[Web page and app entries]
━━━━━━━━

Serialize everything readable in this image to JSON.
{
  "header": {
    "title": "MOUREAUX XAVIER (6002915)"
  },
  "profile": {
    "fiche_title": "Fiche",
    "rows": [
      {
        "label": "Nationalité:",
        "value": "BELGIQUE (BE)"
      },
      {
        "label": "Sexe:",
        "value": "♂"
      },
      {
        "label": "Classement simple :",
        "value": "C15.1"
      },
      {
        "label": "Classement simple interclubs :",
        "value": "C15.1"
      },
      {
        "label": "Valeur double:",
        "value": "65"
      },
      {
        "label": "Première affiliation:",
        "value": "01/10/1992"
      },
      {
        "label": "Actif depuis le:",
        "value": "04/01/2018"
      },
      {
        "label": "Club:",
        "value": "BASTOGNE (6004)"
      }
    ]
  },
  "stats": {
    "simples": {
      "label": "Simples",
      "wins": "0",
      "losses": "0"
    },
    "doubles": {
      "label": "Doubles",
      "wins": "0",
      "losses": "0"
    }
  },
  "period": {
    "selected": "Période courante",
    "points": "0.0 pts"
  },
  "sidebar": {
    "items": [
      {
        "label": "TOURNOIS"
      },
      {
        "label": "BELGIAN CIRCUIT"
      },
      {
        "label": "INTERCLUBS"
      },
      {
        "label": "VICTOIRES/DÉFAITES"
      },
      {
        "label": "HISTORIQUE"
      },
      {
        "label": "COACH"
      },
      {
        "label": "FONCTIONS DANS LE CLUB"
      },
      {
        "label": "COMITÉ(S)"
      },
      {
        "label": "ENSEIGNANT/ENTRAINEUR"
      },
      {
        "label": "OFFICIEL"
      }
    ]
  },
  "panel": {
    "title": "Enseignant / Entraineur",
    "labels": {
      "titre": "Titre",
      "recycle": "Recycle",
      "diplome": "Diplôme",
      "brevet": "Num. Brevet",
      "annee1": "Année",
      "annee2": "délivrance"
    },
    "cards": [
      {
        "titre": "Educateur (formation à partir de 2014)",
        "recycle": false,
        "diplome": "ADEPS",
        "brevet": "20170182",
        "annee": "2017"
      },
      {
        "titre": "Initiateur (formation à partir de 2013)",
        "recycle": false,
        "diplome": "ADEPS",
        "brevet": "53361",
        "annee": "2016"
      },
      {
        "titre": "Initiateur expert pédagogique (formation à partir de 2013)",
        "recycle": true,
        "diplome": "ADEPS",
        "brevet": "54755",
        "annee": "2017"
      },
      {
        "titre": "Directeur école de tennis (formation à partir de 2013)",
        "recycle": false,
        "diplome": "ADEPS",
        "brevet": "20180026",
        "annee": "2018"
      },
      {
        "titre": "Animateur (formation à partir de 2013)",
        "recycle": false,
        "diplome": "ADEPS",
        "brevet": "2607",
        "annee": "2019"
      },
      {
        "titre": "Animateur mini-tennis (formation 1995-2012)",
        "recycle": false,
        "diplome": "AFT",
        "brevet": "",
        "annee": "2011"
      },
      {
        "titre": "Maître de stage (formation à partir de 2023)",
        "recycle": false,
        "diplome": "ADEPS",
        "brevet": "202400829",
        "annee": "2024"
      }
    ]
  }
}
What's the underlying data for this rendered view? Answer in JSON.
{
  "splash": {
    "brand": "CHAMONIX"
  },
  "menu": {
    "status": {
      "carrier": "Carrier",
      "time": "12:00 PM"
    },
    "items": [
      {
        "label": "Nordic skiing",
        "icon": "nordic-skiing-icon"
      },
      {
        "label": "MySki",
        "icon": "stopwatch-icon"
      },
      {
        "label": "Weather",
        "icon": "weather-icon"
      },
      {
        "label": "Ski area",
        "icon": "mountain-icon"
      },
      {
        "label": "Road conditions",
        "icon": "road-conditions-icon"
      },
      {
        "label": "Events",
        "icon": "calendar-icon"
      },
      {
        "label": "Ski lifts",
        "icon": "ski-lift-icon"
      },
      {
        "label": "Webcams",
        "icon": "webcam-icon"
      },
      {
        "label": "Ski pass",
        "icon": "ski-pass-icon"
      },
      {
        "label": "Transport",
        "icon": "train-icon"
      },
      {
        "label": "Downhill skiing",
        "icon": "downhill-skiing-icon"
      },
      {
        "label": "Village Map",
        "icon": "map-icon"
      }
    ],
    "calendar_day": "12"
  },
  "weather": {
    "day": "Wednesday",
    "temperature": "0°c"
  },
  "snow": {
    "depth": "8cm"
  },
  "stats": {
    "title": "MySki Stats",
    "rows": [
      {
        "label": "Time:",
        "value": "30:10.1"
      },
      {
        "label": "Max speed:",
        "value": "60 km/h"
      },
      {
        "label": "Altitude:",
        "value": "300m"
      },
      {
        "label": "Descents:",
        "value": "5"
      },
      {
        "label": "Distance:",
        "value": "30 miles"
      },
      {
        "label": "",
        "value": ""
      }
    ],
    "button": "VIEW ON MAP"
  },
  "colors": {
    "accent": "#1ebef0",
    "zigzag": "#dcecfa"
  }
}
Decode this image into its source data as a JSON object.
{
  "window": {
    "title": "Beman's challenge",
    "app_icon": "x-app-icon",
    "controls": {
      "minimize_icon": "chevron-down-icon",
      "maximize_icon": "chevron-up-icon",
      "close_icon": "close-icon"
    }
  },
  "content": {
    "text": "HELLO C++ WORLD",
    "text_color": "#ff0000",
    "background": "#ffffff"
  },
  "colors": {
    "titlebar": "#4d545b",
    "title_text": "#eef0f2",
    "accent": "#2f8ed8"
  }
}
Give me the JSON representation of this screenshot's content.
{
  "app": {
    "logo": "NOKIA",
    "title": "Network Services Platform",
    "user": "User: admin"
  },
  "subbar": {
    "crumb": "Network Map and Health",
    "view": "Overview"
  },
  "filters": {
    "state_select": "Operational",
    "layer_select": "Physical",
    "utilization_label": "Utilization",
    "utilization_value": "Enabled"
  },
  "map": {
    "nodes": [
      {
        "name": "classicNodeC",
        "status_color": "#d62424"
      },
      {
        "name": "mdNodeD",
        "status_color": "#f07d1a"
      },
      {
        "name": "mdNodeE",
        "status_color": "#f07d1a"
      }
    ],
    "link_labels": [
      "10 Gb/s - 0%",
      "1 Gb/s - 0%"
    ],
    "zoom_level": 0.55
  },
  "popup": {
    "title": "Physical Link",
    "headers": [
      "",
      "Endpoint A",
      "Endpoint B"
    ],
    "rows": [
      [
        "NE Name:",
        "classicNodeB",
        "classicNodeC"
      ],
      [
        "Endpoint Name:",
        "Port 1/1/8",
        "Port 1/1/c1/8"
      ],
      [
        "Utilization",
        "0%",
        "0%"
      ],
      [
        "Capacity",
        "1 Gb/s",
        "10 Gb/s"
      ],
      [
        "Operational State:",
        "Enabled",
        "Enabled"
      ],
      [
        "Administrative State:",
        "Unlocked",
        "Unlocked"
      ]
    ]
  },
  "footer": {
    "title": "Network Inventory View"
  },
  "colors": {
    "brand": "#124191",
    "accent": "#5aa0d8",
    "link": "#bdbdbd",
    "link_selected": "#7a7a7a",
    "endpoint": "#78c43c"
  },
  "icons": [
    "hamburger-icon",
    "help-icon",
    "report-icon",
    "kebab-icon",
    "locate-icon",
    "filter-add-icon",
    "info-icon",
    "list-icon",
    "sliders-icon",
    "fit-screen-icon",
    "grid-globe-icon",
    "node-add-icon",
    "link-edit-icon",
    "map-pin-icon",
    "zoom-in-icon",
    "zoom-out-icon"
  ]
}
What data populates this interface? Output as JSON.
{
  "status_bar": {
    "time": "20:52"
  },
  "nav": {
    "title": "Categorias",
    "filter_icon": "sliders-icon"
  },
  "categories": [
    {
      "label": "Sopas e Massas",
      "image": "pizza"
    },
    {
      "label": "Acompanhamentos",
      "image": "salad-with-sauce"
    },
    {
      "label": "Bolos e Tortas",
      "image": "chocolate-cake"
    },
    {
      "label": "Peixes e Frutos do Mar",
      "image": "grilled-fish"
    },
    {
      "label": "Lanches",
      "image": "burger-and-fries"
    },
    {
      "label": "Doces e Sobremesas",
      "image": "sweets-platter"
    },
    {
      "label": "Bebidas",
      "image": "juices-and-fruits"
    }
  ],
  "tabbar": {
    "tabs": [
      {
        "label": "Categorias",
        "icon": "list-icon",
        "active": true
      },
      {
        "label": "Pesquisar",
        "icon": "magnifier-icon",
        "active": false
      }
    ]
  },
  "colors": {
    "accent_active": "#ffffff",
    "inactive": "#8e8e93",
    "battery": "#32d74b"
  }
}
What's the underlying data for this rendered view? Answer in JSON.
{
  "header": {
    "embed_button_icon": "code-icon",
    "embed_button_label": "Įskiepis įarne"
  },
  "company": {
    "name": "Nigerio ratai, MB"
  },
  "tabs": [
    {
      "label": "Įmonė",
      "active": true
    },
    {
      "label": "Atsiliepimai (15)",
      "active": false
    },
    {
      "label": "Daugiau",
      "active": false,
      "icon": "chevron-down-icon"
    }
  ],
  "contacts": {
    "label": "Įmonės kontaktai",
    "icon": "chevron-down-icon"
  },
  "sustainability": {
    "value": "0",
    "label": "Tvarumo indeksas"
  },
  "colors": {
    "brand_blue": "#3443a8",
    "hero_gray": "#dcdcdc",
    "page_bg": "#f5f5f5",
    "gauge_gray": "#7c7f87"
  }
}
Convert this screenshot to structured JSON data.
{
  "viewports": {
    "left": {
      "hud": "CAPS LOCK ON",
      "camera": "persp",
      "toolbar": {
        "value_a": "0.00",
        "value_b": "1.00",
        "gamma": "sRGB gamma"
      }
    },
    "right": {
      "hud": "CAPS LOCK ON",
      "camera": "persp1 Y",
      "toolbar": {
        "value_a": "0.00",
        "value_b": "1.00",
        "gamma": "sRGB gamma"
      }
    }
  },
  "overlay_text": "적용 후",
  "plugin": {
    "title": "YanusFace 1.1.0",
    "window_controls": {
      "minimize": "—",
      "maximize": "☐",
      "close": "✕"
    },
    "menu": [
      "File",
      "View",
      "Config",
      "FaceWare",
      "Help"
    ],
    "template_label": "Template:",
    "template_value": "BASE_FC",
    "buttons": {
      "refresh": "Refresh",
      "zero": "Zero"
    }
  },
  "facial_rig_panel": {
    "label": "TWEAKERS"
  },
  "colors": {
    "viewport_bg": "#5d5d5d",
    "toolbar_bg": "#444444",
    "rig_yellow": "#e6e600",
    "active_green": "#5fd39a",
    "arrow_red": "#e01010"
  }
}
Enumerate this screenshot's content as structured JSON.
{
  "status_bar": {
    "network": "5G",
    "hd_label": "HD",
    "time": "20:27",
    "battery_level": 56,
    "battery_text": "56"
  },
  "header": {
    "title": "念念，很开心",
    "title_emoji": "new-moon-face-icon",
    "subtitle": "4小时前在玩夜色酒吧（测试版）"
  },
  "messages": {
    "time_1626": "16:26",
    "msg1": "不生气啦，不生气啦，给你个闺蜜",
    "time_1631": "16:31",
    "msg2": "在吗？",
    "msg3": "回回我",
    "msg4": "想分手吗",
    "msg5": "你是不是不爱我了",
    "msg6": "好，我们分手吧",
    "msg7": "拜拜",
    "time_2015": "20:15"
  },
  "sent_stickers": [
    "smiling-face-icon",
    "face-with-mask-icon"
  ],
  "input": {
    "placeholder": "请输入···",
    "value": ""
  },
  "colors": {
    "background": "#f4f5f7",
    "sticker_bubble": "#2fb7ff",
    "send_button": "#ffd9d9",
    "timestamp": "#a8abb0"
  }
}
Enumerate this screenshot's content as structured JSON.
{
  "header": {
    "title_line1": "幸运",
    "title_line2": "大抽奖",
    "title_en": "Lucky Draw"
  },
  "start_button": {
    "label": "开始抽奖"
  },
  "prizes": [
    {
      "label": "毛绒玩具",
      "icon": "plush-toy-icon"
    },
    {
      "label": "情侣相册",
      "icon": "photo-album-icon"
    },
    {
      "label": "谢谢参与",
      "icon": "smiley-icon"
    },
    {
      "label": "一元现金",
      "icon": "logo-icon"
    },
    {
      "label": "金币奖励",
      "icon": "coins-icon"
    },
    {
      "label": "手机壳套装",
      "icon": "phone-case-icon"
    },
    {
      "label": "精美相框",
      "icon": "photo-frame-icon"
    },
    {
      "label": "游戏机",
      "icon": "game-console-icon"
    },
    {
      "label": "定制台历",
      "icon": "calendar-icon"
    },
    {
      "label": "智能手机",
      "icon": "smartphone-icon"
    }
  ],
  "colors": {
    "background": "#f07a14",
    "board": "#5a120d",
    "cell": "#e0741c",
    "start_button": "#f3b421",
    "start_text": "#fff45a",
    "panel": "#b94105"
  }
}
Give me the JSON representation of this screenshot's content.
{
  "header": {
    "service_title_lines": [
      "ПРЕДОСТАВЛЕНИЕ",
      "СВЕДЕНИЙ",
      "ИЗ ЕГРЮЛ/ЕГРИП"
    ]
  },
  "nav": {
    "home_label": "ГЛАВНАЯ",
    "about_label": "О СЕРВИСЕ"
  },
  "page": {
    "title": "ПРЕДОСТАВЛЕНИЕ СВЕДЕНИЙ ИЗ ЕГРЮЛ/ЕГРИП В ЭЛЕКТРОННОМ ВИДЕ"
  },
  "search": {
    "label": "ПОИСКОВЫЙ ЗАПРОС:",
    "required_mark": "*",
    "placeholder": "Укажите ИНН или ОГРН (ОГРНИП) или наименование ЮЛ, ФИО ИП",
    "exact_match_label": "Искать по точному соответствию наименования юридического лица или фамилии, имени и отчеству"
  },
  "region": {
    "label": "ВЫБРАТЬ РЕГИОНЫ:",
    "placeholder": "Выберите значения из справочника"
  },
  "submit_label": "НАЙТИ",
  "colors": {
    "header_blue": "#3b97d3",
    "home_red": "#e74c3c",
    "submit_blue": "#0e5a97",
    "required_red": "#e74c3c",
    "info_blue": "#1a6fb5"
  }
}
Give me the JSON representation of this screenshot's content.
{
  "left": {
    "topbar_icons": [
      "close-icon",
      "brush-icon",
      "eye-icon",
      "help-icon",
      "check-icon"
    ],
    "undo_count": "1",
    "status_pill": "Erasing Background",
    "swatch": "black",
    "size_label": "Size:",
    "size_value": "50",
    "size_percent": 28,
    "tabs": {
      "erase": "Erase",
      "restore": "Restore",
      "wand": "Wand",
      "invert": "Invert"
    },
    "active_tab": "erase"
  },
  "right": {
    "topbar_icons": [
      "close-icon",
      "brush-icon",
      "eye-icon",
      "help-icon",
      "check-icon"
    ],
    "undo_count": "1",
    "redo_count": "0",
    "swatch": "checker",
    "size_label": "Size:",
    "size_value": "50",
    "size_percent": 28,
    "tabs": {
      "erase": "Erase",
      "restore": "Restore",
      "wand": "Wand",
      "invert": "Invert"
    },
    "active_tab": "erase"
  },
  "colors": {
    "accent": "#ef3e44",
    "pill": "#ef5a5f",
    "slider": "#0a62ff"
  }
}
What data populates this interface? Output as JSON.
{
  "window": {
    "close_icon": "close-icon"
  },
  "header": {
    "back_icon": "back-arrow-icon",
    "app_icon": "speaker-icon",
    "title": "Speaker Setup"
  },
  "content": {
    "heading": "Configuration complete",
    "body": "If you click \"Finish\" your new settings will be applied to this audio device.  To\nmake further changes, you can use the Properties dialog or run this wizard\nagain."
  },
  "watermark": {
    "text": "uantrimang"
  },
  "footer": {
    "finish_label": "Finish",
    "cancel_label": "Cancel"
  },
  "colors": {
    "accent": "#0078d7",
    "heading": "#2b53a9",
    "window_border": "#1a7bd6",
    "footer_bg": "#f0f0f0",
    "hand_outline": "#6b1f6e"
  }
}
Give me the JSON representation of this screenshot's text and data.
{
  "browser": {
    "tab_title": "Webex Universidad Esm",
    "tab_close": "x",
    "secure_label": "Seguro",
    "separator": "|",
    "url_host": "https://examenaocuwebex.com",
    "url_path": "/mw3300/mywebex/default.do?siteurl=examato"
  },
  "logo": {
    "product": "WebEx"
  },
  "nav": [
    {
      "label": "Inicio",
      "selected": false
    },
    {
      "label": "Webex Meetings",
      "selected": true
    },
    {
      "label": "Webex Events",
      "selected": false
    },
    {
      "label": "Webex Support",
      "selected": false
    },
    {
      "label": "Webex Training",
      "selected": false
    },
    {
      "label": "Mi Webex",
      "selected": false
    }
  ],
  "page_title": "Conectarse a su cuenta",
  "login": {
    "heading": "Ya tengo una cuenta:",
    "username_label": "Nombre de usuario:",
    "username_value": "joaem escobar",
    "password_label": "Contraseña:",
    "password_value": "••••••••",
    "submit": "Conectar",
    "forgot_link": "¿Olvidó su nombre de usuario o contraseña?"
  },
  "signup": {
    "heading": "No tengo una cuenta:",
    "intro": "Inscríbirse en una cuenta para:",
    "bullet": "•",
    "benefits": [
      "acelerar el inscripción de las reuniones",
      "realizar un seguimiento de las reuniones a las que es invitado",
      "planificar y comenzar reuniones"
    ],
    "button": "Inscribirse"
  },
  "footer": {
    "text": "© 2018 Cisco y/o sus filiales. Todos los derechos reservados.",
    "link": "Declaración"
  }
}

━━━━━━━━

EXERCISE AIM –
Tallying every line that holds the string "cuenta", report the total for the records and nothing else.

YOUR RESPONSE –
4